Vladimir Putin’s critics keep ending up “dead in mysterious circumstances,” said Dan Peleschuk and Tom Parfitt in The Times (U.K.). The latest troublemaker to have his name permanently scratched off the Russian president’s enemies list was Denis Voronenkov, a former Russian politician who had repeatedly spoken out against Putin since fleeing to Ukraine last October. He was shot dead last week by a gunman outside a luxury Kiev hotel, in a brazen daytime hit that Ukrainian President Petro Poroshenko called a “Russian state terrorist act.” The Kremlin denied any involvement, but a number of Putin foes have seemingly been targeted in recent years. Russian opposition leader Boris Nemtsov was shot dead while taking a nighttime stroll near the Kremlin in February 2015. Russian journalist Pavel Sheremet died when his car exploded in Kiev last July. And earlier this month, Nikolai Gorokhov, a lawyer representing the family of a dead Russian whistleblower, was hospitalized after tumbling from the fourth floor of his Moscow apartment building. Russian state media described the fall as an accident, but Gorokhov’s associates said he was pushed.
There should be no mystery in why Voronenkov was murdered, said Vitaliy Portnikov in the Kyiv Post (Ukraine). Western sanctions over Moscow’s annexation of Crimea and its war in Ukraine are wrecking Russia’s economy and undermining Putin’s grip on power. “This means there will be more defectors” like Voronenkov—a former regime insider who knew many of the Kremlin’s dirty secrets. His “show execution” was a mes-sage from Putin to other would-be turncoats: Don’t think you’ll ever be safe. Voronenkov knew his former employers would come for him, said Shaun Walker in The Guardian (U.K.). In an interview with The Washington Post three days before his murder, Voronenkov, 45, said he and his wife were considered traitors in Russia. “It’s hard to imagine we will be forgiven,” he said.
Voronenkov’s killing comes at a very convenient time for Ukraine’s government, said Alexei Martynov in Izvestia (Russia). The West is fast losing interest in the country and its petty internal squabbles, so “Ukrainian authorities have to invent new plots” to grab the world’s attention. Voronenkov had long served as a “puppet” for Kiev, spouting anti-Russian propaganda on Ukrainian talk and news shows. This “puppet” played its final role perfectly.

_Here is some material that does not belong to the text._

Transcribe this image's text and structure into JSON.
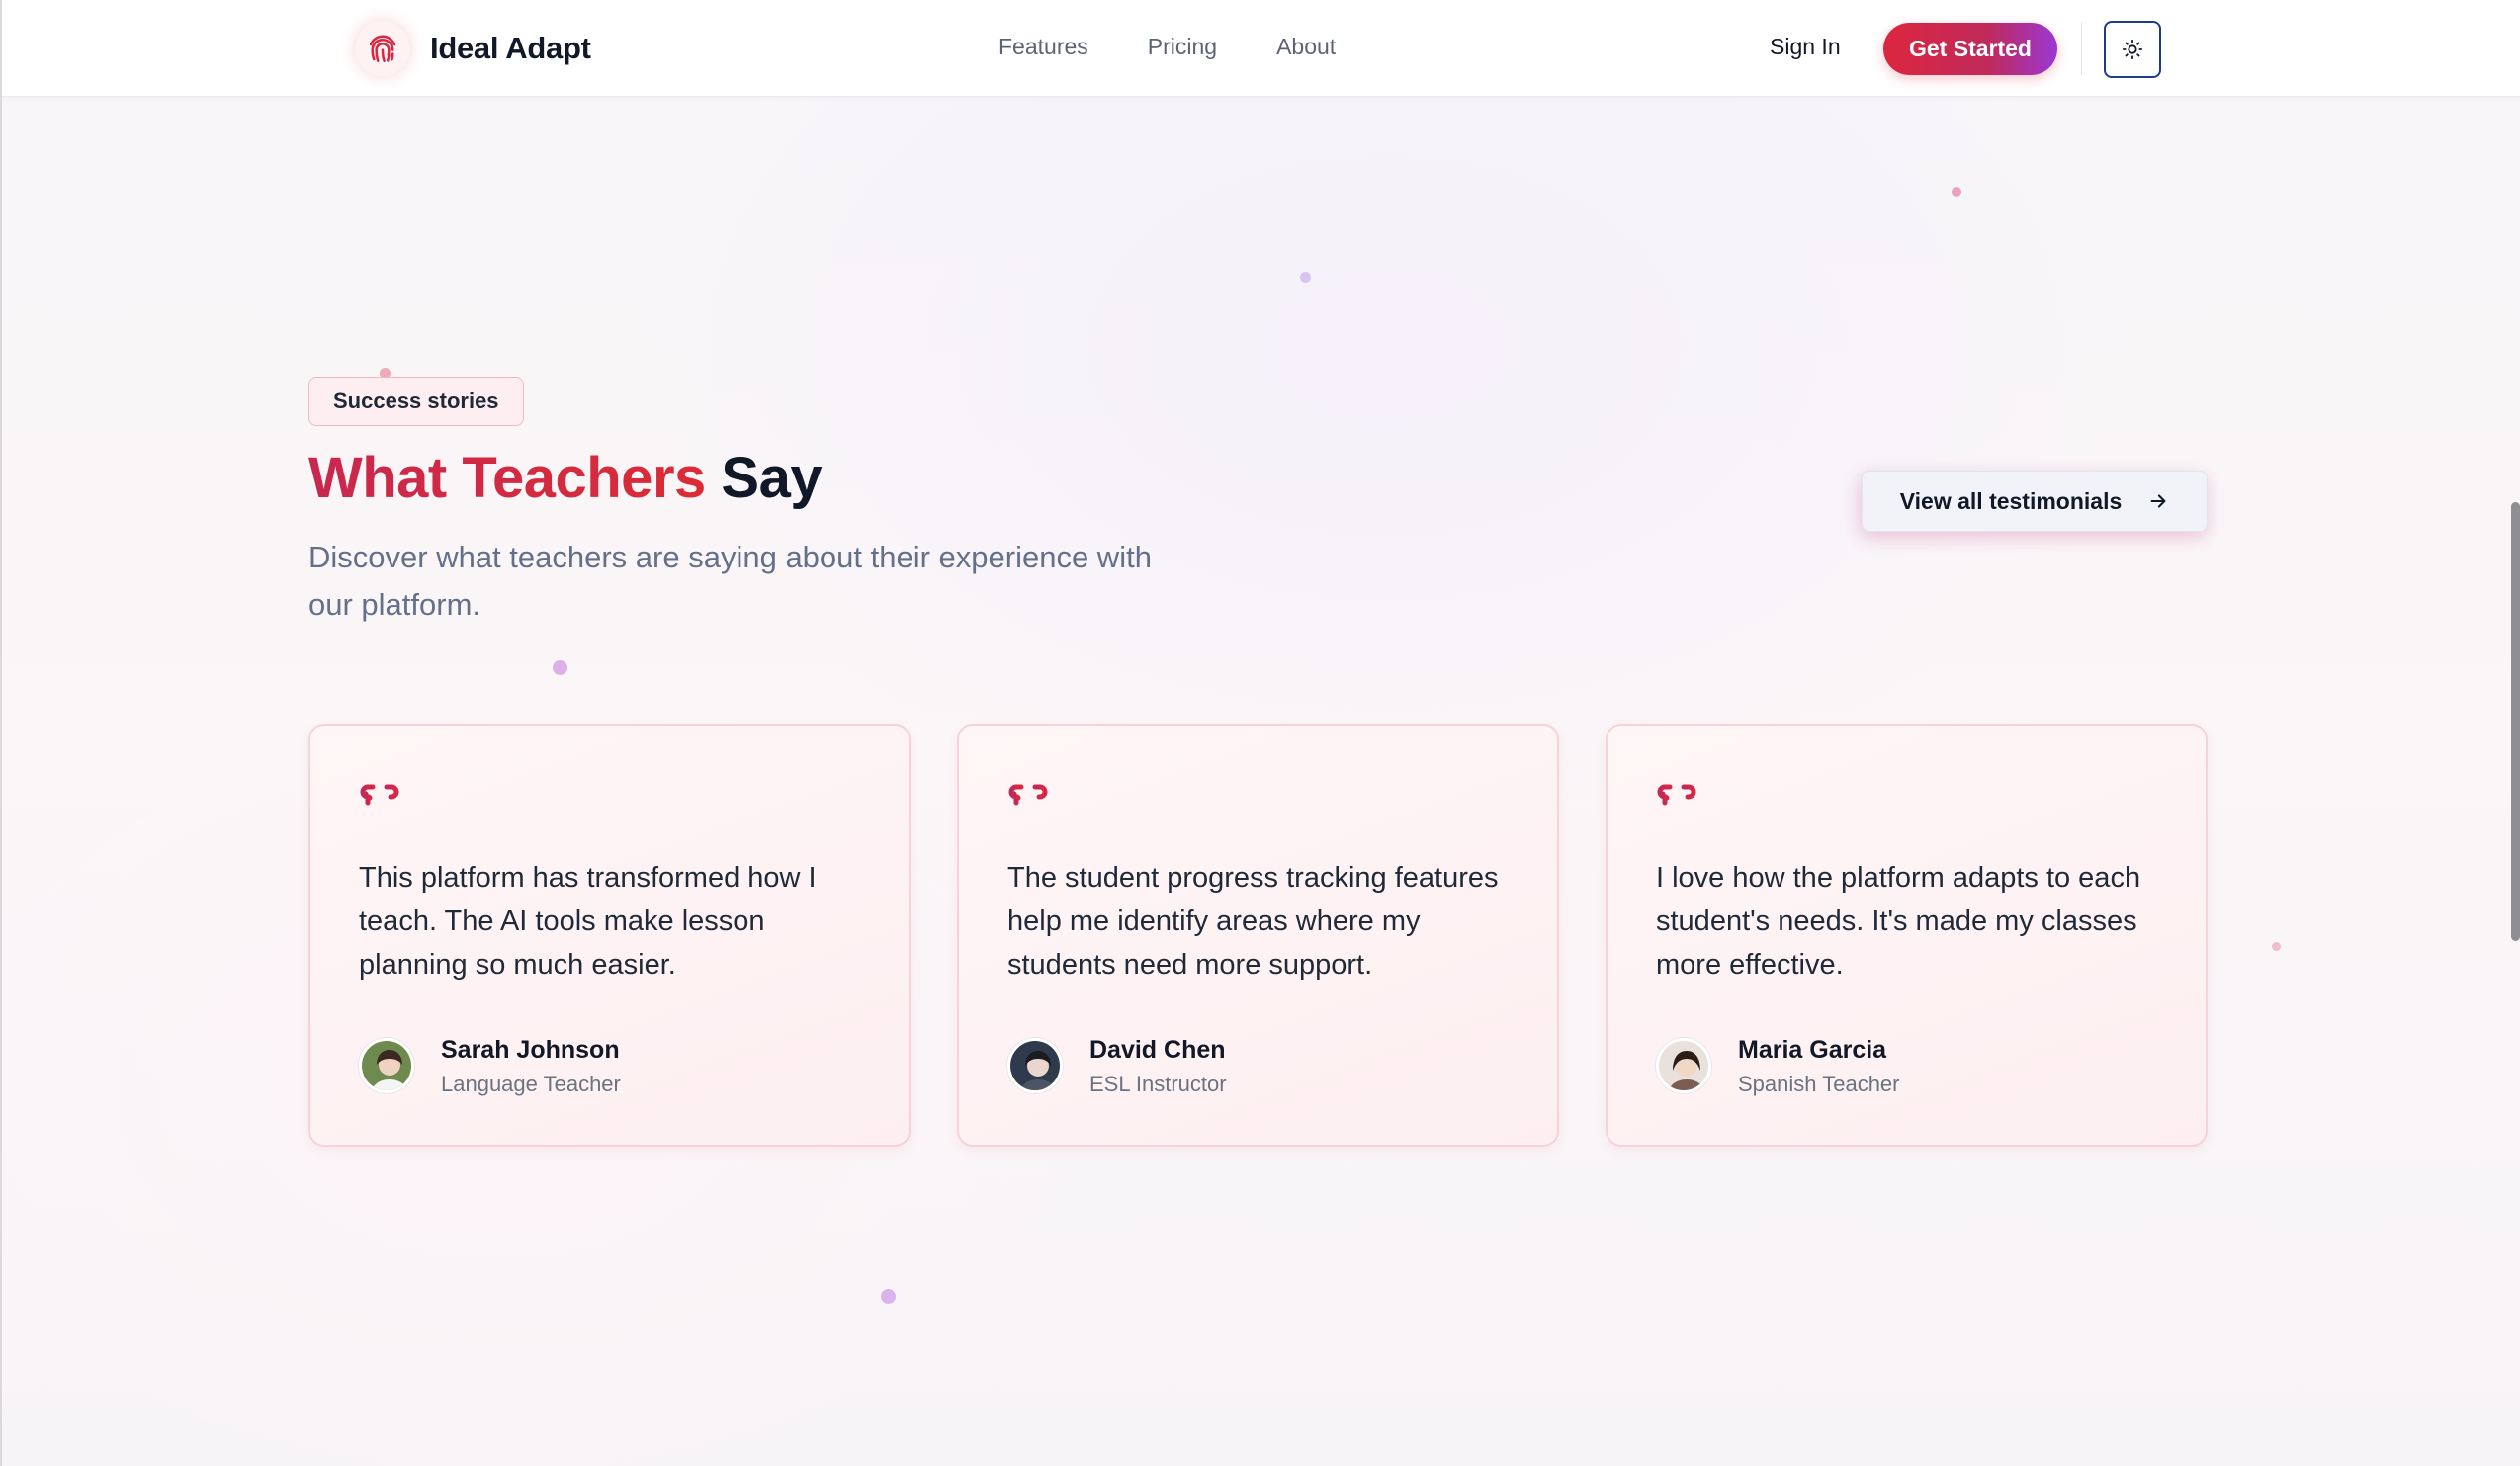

Putin’s attempts to scare his domestic foes into silence have failed, said Max Seddon in the Financial Times (U.K.). Tens of thousands of people took to the streets in more than 80 Russian cities this week to protest corruption—the biggest anti-government rallies since 2012. Authorities reacted with a fierce crackdown: At least 1,000 demonstrators were arrested in Moscow alone. Many protesters were under 25 and too young “to remember any ruler other than Putin, who has been either president or prime minister since 2000.” But now they’re hungry for change. “We don’t know what’s next,” said Sergei Chaikovsky, 17, who helped organize a rally in Tomsk, in Siberia, “but everyone wants a new protest.”